▶ [Work item]
Line count for "logo": give the number of lines in the records below that hold it, and nothing else.
Content starts
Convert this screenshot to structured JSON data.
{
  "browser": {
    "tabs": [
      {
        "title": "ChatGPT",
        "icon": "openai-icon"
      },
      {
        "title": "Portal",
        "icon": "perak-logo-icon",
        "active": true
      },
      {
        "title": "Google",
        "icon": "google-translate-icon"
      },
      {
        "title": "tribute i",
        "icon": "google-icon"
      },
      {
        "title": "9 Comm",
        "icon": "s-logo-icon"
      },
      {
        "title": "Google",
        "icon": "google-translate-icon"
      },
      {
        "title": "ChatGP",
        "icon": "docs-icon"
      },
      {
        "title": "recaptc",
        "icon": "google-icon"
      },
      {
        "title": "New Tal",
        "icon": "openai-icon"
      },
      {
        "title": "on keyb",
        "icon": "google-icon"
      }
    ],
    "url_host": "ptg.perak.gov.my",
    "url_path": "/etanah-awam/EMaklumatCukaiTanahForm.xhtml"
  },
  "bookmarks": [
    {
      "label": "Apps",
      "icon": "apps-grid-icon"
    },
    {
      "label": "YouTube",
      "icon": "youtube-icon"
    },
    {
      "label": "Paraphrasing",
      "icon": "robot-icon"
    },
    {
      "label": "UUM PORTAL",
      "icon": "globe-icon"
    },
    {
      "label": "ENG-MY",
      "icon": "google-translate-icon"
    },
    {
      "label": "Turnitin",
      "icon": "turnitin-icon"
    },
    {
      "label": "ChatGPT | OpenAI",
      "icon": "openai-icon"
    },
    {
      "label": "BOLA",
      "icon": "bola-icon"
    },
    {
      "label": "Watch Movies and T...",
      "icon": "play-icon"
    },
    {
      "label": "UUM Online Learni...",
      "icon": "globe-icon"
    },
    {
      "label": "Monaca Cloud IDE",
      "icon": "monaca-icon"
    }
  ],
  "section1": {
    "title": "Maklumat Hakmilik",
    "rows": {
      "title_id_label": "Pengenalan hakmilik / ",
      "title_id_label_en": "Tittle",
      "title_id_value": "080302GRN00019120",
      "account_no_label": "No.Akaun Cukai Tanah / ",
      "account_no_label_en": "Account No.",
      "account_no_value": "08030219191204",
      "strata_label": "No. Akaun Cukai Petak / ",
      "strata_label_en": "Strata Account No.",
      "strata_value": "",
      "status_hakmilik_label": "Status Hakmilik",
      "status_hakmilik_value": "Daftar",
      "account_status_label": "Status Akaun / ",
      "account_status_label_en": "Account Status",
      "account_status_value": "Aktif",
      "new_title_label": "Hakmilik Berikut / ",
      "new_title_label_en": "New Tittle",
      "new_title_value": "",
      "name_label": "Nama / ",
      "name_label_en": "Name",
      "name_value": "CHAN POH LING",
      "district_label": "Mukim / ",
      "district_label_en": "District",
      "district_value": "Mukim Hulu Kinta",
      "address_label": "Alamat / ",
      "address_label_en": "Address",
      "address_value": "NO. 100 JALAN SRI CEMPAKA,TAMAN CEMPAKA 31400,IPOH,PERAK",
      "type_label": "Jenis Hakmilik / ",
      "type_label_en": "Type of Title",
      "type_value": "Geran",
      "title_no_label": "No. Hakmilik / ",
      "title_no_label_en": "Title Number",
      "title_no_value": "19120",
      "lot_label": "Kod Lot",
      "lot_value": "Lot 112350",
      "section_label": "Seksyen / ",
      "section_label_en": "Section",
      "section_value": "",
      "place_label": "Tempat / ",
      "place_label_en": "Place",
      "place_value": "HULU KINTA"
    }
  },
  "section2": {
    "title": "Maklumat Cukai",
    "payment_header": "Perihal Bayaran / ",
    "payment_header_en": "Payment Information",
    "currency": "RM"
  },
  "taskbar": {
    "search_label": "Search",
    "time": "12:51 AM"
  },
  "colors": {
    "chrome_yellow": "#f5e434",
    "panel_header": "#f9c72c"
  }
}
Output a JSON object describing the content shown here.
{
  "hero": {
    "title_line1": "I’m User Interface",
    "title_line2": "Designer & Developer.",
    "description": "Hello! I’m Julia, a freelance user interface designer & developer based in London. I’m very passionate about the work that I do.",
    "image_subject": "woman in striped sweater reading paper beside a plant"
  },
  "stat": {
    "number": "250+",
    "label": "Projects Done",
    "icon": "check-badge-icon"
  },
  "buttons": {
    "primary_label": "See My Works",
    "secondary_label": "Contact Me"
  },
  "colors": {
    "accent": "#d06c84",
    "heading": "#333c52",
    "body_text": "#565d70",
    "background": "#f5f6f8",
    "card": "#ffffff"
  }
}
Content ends
▶ [Exercise response]
2